Available Now! (click cover)

America's Counter-Revolution
The Constitution Revisited

From the back cover:

This book challenges the assumption that the Constitution was a landmark in the struggle for liberty. Instead, Sheldon Richman argues, it was the product of a counter-revolution, a setback for the radicalism represented by America’s break with the British empire. Drawing on careful, credible historical scholarship and contemporary political analysis, Richman suggests that this counter-revolution was the work of conservatives who sought a nation of “power, consequence, and grandeur.” America’s Counter-Revolution makes a persuasive case that the Constitution was a victory not for liberty but for the agendas and interests of a militaristic, aristocratic, privilege-seeking ruling class.

Friday, July 04, 2008

From Rebels to Sheep

On this July 4th I observe with shame this news from my town, Conway, Arkansas, as reported in the Democrat Gazette this morning:
A con artist posing as an undercover drug cop struck twice in Conway within the past week, stealing hundreds of dollars from unsuspecting victims.

Conway Police Department Lt. Danny Moody said the man flashed a fake badge and told his victims to turn over their money. The cash was involved in a previous drug deal, he said, and may be contaminated with “drug residue.” The supposed cop said he needed to take the money so that a police drug dog could inspect it.

The victims handed over their money, Moody said, and the scam artist drove away.

Moody said the fake cop took
a “substantial” amount from five victims at the Economy Inn on Saturday and at America’s Best Value Inn and Suites on Monday. He would say only that it was more than $200. The victims were from South Carolina and Texas.

Moody said the department has a suspect. The department believes the man ran the same scam in Arkadelphia and Benton previously.
Need one comment?

Cross-posted at Liberty & Power.


Jimi G said...

"Need one comment?"

Judging by the dearth of activity here, apparently not. But I'll hazard a comment just the same.

Sheldon, today the police in the United State can ruin a person's life or take it away completely at a whim with no accountability. This is the system that most people alive today in the U.S. have been raised under. It is unsurprising in the extreme that individuals confronted with a badge and a demand would comply unconditionally. It is the least-cost (and most sensible, IMO) solution to an immediate, confusing and dangerous situation.

The rebels of whom you write lived over 200 years ago, were raised under completely different circumstances, were fighting a much less pervasive and evenly-matched opponent than modern U.S. "law" enforcement, thugs who carry tasers, handguns and sport body armor and even armored vehicles and are prepared to use said weaponry at the slightest provocation. It is a fallacy that Americans today should be anything like the Americans of the Revolution.

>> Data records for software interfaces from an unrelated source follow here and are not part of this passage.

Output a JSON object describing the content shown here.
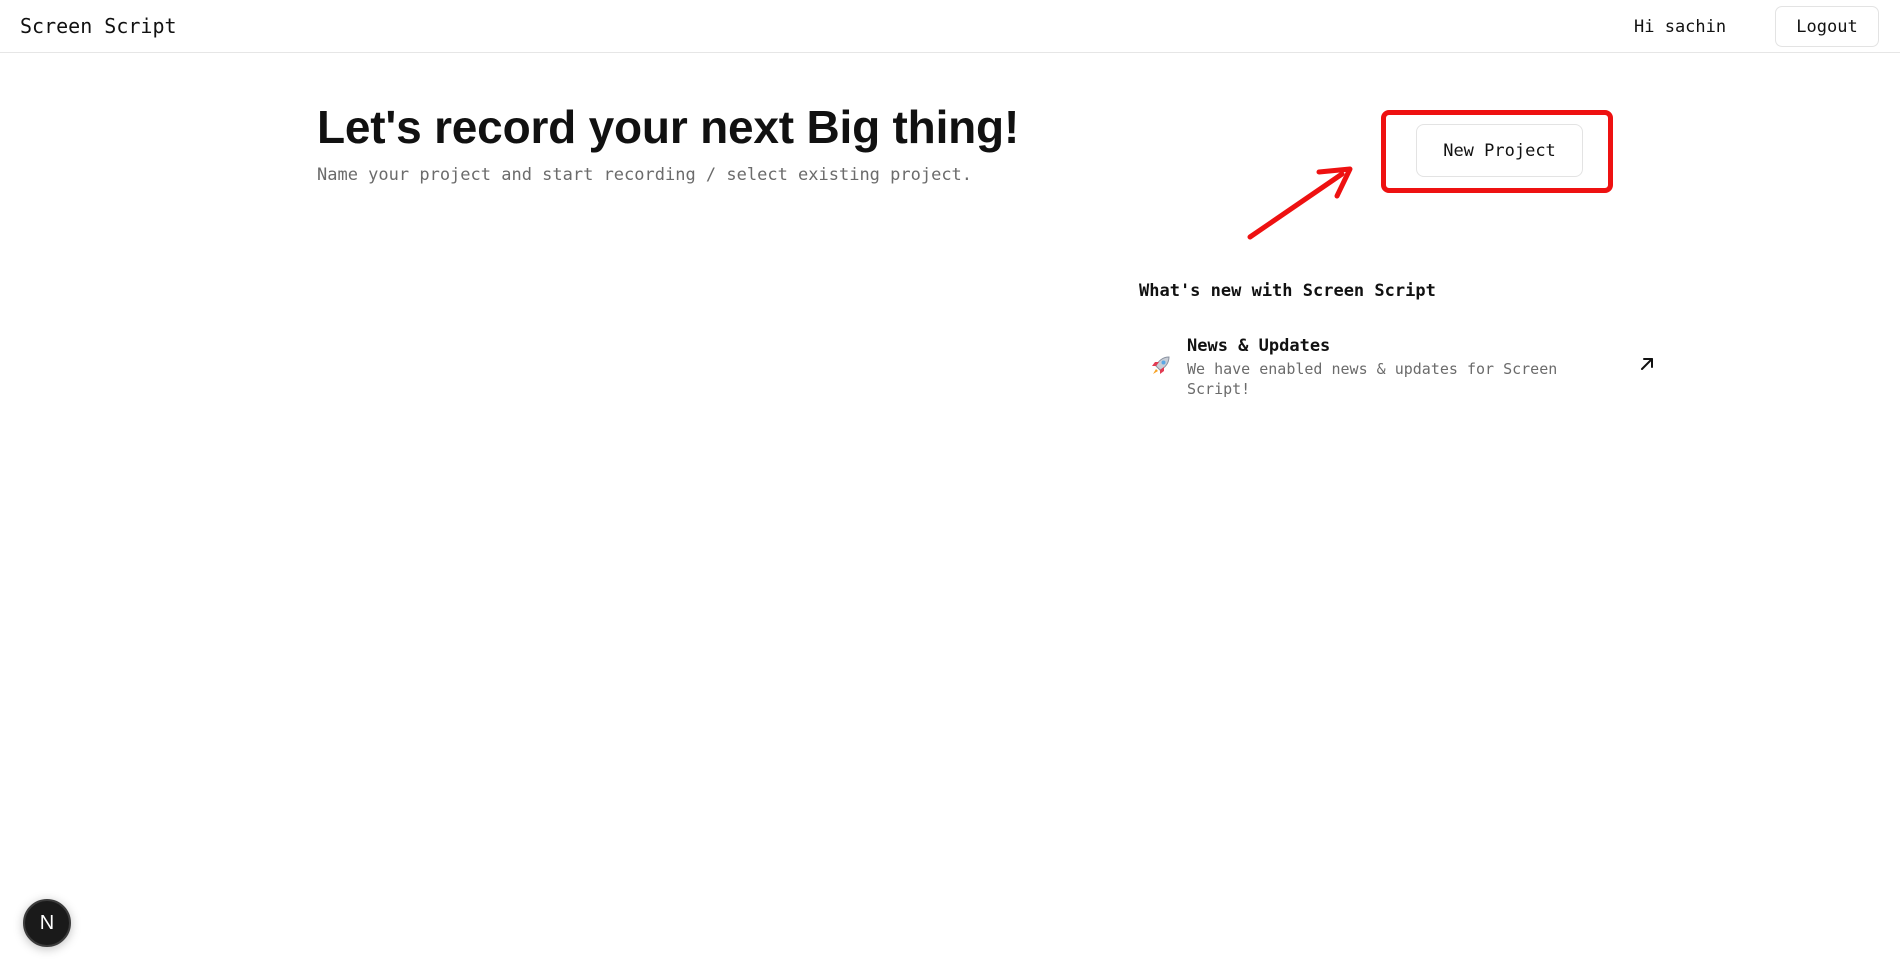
{
  "header": {
    "brand": "Screen Script",
    "greeting": "Hi sachin",
    "logout_label": "Logout"
  },
  "hero": {
    "title": "Let's record your next Big thing!",
    "subtitle": "Name your project and start recording / select existing project."
  },
  "actions": {
    "new_project_label": "New Project"
  },
  "whats_new": {
    "heading": "What's new with Screen Script",
    "items": [
      {
        "icon": "rocket-icon",
        "title": "News & Updates",
        "description": "We have enabled news & updates for Screen Script!",
        "link_icon": "arrow-up-right-icon"
      }
    ]
  },
  "dev_badge": {
    "label": "N"
  },
  "colors": {
    "annotation": "#ee1111",
    "text_primary": "#111111",
    "text_muted": "#6b6b6b",
    "border": "#e3e3e3"
  }
}
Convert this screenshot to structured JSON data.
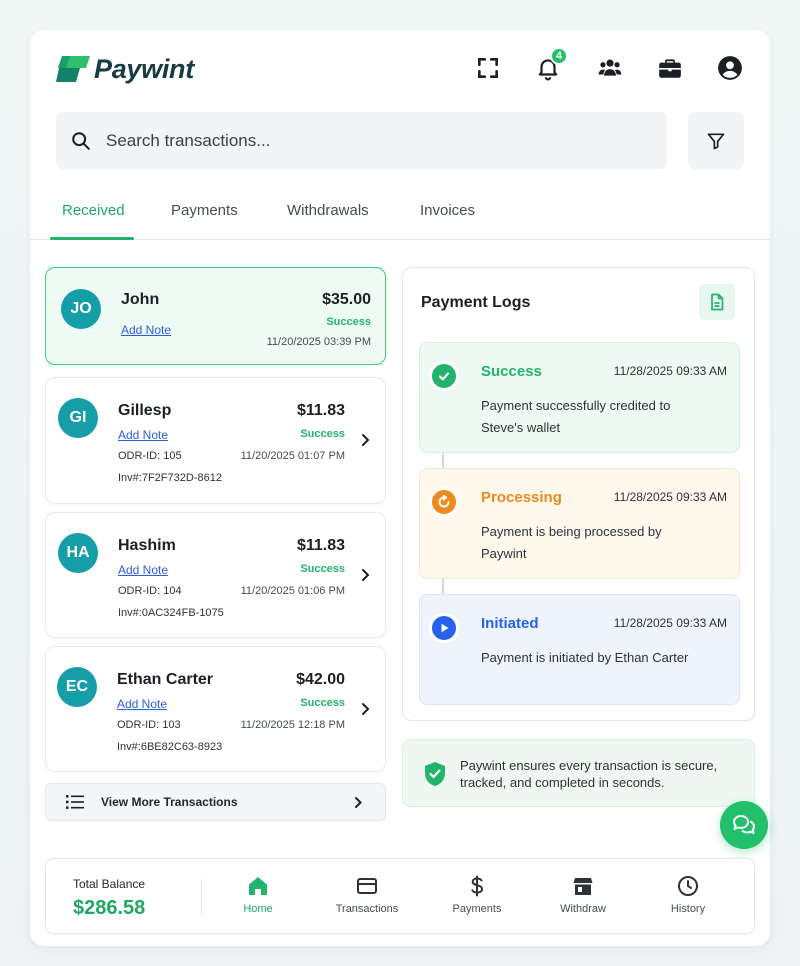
{
  "brand": {
    "name": "Paywint",
    "accent": "#22b46b"
  },
  "header": {
    "notification_count": "4"
  },
  "search": {
    "placeholder": "Search transactions..."
  },
  "tabs": [
    {
      "label": "Received",
      "active": true
    },
    {
      "label": "Payments",
      "active": false
    },
    {
      "label": "Withdrawals",
      "active": false
    },
    {
      "label": "Invoices",
      "active": false
    }
  ],
  "transactions": [
    {
      "initials": "JO",
      "name": "John",
      "note_label": "Add Note",
      "amount": "$35.00",
      "status": "Success",
      "date": "11/20/2025 03:39 PM",
      "selected": true
    },
    {
      "initials": "GI",
      "name": "Gillesp",
      "note_label": "Add Note",
      "amount": "$11.83",
      "status": "Success",
      "date": "11/20/2025 01:07 PM",
      "odr": "ODR-ID:  105",
      "inv": "Inv#:7F2F732D-8612"
    },
    {
      "initials": "HA",
      "name": "Hashim",
      "note_label": "Add Note",
      "amount": "$11.83",
      "status": "Success",
      "date": "11/20/2025 01:06 PM",
      "odr": "ODR-ID:  104",
      "inv": "Inv#:0AC324FB-1075"
    },
    {
      "initials": "EC",
      "name": "Ethan Carter",
      "note_label": "Add Note",
      "amount": "$42.00",
      "status": "Success",
      "date": "11/20/2025 12:18 PM",
      "odr": "ODR-ID:  103",
      "inv": "Inv#:6BE82C63-8923"
    }
  ],
  "view_more_label": "View More Transactions",
  "payment_logs": {
    "title": "Payment Logs",
    "entries": [
      {
        "status": "Success",
        "time": "11/28/2025 09:33 AM",
        "message": "Payment successfully credited to Steve's wallet",
        "color": "#22b46b"
      },
      {
        "status": "Processing",
        "time": "11/28/2025 09:33 AM",
        "message": "Payment is being processed by Paywint",
        "color": "#f08a1c"
      },
      {
        "status": "Initiated",
        "time": "11/28/2025 09:33 AM",
        "message": "Payment is initiated by Ethan Carter",
        "color": "#2563eb"
      }
    ]
  },
  "secure_note": "Paywint ensures every transaction is secure, tracked, and completed in seconds.",
  "balance": {
    "label": "Total Balance",
    "value": "$286.58"
  },
  "bottom_nav": [
    {
      "label": "Home",
      "icon": "home-icon",
      "active": true
    },
    {
      "label": "Transactions",
      "icon": "card-icon",
      "active": false
    },
    {
      "label": "Payments",
      "icon": "dollar-icon",
      "active": false
    },
    {
      "label": "Withdraw",
      "icon": "store-icon",
      "active": false
    },
    {
      "label": "History",
      "icon": "clock-icon",
      "active": false
    }
  ]
}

How could they?

You know I respect your work Sheldon, but this is a real cheap shot at poor folks in a lose-lose situation. There are stories every day (see Radley Balko, et. al.) of individuals being brought up on charges of defending themselves against police from no-knock raids, other cases where individuals in their own homes are robbed by criminals posing as "cops," such that now one is completely damned either way. Utter chaos, putting civilian and police thug alike in danger.

If your intention was to highlight this impossible state of affairs, then bravo. If it was to belittle poor saps caught between a rock and a hard place and choosing to give up their property for their lives, then I don't know what to say. Please set me straight.

Sheldon Richman said...

Jimi G: I don't believe everyone today would submit. People I know, not necessarily libertarians, would have simply walked away briskly.

Jimi G said...

Those people walking away briskly would be taking an immense gamble.

What if the conman actually was a cop doing just what he said?

Probably better to confront the badge-flasher and ask questions until the guy realized he was wasting his time and putting his scam at risk. Then, if he turned out to actually be a cop, you'd only be brought up for obstruction of justice or whatever made-up charges like that, rather than resisting arrest, etc.

A cop can ruin your life much more easily and permanently than any conman could.

That's quite a gamble to take, walking away from someone flashing a badge.

I don't see how any course of action by a victim in this chaotic situation could be deemed rational, with the possible exception of taking steps to preserve life.

That being said, at least now I understand your post to be a lament of the "booboisie." Oh for the good old days when every American was a rugged individual!